SOURCE DATA below:

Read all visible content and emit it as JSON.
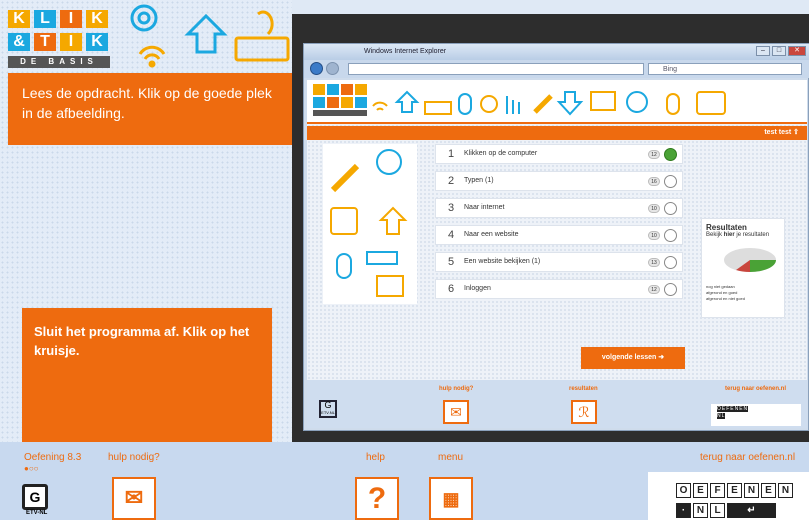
{
  "logo": {
    "row1": [
      "K",
      "L",
      "I",
      "K"
    ],
    "row2": [
      "&",
      "T",
      "I",
      "K"
    ],
    "sub": "DE BASIS"
  },
  "instructions": {
    "task1": "Lees de opdracht. Klik op de goede plek in de afbeelding.",
    "task2": "Sluit het programma af. Klik op het kruisje."
  },
  "browser": {
    "title": "Windows Internet Explorer",
    "search_placeholder": "Bing",
    "user": "test test",
    "lessons": [
      {
        "num": "1",
        "label": "Klikken op de computer",
        "score": "12",
        "done": true
      },
      {
        "num": "2",
        "label": "Typen (1)",
        "score": "16",
        "done": false
      },
      {
        "num": "3",
        "label": "Naar internet",
        "score": "10",
        "done": false
      },
      {
        "num": "4",
        "label": "Naar een website",
        "score": "10",
        "done": false
      },
      {
        "num": "5",
        "label": "Een website bekijken (1)",
        "score": "13",
        "done": false
      },
      {
        "num": "6",
        "label": "Inloggen",
        "score": "12",
        "done": false
      }
    ],
    "results": {
      "title": "Resultaten",
      "text_pre": "Bekijk ",
      "text_bold": "hier",
      "text_post": " je resultaten",
      "legend": [
        "nog niet gedaan",
        "afgerond en goed",
        "afgerond en niet goed"
      ]
    },
    "next_label": "volgende lessen",
    "footer": {
      "help": "hulp nodig?",
      "results": "resultaten",
      "back": "terug naar oefenen.nl",
      "etv": "ETV.NL"
    }
  },
  "bottom": {
    "exercise": "Oefening 8.3",
    "help_needed": "hulp nodig?",
    "help": "help",
    "menu": "menu",
    "back": "terug naar oefenen.nl",
    "etv": "ETV-NL",
    "oefenen_row1": [
      "O",
      "E",
      "F",
      "E",
      "N",
      "E",
      "N"
    ],
    "oefenen_row2": [
      "N",
      "L"
    ]
  },
  "colors": {
    "accent": "#ee6b0f",
    "background": "#dfe9f5",
    "done": "#4aa236"
  }
}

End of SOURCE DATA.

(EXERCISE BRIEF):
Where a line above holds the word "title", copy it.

(TASK SOLUTION):
    "title": "Windows Internet Explorer",
      "title": "Resultaten",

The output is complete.